Data under study Start Marker

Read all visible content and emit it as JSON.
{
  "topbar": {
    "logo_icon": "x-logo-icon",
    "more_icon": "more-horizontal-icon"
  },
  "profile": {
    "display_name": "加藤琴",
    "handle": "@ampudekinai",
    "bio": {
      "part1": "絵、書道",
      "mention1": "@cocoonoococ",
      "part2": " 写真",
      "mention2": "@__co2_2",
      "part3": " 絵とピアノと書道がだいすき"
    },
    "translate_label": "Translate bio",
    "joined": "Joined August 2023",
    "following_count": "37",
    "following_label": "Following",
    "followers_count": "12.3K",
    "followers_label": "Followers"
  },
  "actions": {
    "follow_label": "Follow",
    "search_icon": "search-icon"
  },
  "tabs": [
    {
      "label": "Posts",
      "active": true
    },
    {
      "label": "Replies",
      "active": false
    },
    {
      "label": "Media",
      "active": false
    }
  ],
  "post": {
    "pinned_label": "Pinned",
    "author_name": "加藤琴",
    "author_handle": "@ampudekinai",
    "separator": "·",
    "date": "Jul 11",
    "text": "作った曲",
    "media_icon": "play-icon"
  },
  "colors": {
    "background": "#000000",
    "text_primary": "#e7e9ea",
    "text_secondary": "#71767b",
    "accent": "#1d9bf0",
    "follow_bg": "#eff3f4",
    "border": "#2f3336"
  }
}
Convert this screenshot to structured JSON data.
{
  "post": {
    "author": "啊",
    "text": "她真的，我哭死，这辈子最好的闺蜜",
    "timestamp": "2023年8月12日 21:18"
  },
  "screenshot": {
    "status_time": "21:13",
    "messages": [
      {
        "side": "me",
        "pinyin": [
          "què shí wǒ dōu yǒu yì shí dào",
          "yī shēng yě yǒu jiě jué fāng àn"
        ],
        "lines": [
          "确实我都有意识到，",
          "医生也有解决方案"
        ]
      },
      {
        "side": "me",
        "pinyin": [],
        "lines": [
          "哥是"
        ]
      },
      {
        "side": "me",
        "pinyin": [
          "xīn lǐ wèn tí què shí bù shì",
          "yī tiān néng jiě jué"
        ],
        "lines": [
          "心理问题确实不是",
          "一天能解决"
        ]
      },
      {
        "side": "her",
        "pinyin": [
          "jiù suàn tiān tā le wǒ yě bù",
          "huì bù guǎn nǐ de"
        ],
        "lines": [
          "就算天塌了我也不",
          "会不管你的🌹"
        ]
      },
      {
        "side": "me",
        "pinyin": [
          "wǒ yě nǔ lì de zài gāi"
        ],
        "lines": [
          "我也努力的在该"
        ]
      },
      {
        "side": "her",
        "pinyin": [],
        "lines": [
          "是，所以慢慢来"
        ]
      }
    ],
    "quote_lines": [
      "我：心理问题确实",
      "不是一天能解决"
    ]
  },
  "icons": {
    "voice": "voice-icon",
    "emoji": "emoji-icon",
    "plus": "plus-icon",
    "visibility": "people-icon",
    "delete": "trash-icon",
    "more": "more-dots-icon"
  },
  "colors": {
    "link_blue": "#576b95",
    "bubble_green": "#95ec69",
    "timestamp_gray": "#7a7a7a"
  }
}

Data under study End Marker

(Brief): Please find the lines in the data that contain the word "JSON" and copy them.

(Result):
Read all visible content and emit it as JSON.
Convert this screenshot to structured JSON data.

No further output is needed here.